Yesterday, Saturday 11th November 2017, I had a last minute opportunity to view the film “In Utero” that was screened as a fundraiser for Belmont Birthing Service, the Australian Breastfeeding Association and Hunter Positive Birth. First of all, may I clearly state that I have no connection to this film, financially or personally.
The following views reflect a topic that I care passionately about and so I just wanted to share my thoughts.
“I came away with a sense of how important prenatal care and education, by a professionally qualified CAPEA Practitioner, is not just for the mother and her baby but also, ultimately for humanity as a whole.” Penny Williams
Written by Kathleen Man Gyllenhaal and produced by Stephen Gyllenhaal and Mathew Brady the In Utero film brings to attention the prenatal period of human development. The film talks about what happens to the baby through the mother in the womb, the implications for the baby and that babies offspring physically, mentally and emotionally.
This film is a minefield!
I was concerned for some of the pregnant women in the audience as the film was very confronting at times.
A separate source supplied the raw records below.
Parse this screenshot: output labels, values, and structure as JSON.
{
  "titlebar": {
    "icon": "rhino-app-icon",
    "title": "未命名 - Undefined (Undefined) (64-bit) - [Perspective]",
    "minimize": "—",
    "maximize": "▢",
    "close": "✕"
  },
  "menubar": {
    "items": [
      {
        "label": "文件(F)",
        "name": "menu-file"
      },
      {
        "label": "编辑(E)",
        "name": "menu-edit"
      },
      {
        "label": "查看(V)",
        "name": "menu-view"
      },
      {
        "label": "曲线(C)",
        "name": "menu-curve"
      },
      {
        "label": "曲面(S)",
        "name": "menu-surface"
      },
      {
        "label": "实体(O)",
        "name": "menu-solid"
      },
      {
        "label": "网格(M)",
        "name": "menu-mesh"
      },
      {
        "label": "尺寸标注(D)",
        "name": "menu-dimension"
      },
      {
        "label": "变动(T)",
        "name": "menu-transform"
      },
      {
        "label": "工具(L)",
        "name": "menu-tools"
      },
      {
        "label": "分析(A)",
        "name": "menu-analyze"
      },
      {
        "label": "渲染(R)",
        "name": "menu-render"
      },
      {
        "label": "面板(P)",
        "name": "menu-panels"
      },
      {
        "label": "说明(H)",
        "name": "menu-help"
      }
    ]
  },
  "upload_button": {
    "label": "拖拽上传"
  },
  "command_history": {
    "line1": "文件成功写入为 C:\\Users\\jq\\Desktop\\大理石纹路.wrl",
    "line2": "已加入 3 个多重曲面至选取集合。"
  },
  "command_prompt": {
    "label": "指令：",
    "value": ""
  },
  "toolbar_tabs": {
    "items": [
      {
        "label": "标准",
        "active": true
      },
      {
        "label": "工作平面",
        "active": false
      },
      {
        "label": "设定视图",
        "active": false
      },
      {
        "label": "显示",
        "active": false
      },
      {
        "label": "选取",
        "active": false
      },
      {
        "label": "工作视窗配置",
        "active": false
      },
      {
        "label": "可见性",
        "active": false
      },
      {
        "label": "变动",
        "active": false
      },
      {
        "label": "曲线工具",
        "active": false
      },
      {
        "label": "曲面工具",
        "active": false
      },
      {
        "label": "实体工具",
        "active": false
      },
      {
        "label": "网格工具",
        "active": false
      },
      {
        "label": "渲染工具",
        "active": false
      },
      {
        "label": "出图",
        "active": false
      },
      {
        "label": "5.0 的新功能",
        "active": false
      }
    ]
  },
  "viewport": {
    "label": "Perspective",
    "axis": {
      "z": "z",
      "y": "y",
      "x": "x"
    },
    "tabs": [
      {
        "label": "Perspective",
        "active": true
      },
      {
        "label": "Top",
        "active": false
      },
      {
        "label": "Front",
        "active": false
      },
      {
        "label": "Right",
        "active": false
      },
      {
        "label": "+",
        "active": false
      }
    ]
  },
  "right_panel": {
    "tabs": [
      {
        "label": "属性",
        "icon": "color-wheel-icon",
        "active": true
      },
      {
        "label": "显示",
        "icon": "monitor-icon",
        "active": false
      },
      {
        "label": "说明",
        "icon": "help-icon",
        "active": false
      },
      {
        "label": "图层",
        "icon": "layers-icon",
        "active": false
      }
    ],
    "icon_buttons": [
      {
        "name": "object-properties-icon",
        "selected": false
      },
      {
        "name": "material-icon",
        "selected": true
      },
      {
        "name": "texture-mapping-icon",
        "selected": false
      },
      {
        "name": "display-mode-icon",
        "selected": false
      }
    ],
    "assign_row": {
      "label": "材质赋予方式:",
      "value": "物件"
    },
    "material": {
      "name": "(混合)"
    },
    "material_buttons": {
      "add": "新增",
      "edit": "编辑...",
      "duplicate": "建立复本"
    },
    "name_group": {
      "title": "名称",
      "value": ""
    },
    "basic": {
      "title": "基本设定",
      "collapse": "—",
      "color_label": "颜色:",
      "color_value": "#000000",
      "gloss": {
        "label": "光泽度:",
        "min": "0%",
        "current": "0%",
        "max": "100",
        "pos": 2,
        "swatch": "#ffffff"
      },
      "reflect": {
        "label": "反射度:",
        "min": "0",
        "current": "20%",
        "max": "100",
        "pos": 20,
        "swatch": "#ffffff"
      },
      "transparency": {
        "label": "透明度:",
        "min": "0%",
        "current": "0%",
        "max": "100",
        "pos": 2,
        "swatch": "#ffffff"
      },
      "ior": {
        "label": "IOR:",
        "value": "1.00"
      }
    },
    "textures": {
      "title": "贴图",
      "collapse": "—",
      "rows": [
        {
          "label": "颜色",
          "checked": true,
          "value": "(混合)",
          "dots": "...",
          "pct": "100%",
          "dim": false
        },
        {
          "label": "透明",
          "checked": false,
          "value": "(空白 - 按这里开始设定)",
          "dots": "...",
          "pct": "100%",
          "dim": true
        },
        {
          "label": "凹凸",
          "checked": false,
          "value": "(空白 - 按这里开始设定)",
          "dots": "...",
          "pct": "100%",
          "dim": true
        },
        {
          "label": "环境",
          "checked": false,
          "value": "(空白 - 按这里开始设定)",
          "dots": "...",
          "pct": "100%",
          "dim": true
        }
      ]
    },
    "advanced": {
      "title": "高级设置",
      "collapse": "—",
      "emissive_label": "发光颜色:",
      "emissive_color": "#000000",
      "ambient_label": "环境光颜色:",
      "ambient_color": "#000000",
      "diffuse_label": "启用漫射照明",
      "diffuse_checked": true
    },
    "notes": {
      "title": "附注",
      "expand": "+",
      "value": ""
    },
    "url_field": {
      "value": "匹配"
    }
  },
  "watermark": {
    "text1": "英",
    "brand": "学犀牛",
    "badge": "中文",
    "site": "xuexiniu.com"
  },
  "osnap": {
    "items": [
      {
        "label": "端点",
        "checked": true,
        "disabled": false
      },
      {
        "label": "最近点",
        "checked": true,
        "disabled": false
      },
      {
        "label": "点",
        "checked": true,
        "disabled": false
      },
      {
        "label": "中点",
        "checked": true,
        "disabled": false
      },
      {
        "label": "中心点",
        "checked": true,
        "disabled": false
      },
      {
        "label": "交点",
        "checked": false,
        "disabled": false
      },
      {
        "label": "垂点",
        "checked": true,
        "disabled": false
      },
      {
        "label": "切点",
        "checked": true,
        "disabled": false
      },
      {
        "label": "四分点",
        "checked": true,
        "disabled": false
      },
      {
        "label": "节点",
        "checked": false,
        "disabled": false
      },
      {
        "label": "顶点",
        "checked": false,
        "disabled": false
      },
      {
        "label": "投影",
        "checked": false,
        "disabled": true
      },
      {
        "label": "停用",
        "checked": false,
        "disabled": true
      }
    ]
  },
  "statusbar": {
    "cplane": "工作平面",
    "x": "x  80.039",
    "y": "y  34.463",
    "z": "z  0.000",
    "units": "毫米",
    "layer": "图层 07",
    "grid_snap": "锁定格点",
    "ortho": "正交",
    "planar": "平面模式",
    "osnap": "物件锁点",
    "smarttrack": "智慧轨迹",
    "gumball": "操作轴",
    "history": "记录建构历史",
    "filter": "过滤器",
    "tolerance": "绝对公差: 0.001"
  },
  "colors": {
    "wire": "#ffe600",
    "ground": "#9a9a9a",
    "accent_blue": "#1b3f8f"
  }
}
I considered the potential of further burden upon them in the same way that the film already points out – can cause so much damage!
I felt that there almost needs to be a second film, say “In Utero 2”, that could present a more balanced view of the power of prenatal bonding, how it could be enhanced during pregnancy and the early years of life. There is so much data available that could have helped this film to be more balanced with the information that was presented, about the power of bonding, attachment and the profound inner drive of life to explore connect to find meaning and purpose.
There are so many prenatal programmes that address this in particularly elegant ways and that coupled with the fact there is so much neuro- placidity of the brain particularly in the prenatal period gives us much more reason to hope. This was an opportunity that was sadly lost in the film. But maybe this wasn’t what the film’s producers wished for. The film is media and it’s intent is for media.
The film starts with information and data that was collected from the Dutch famine in 1945, in which babies born to mothers who survived the famine had a much higher instance for developing health complications later in life, particularly hypertension and diabetes than the regular population.
Even though our modern world stressors take different forms to that of war and famine, the film links stress with ADHD and Autism. The film talks about epigenetics, which is a process that happens on top of the DNA coding. It refers to other factors that fine tune the genetic material and have the ability to turn genetic expression on and off. Meaning that even though you have a gene for a certain characteristic, it may or may not manifest, depending upon environmental and external factors.
To me the film brought home the importance of quality prenatal education and care. This is a time when and where a woman needs to find “her tribe.” This is way too big for any one mother to be expected to manage. Emotional states are not just abstract entities. For they produce physical changes that have the potential to affect us not just for our lifetime but also for the generations that come after.
The film gives you a real sense of how important pregnancy is and should be shown to the policy makers in boardrooms, parliaments, midwives, obstetricians, parenting educators and anyone who works with pregnant and birthing women.
In conclusion this was a worthwhile film for me to see and I am glad I made the effort. I would however have some reservations about showing the In Utero film to some pregnant women particularly those who are living in vulnerable circumstances. The target audience for this film would ideally be the policy makers, couples planning a pregnancy and for those who are wishing to make sense of some of the difficulties that they are experiencing during their transition to parenthood journey.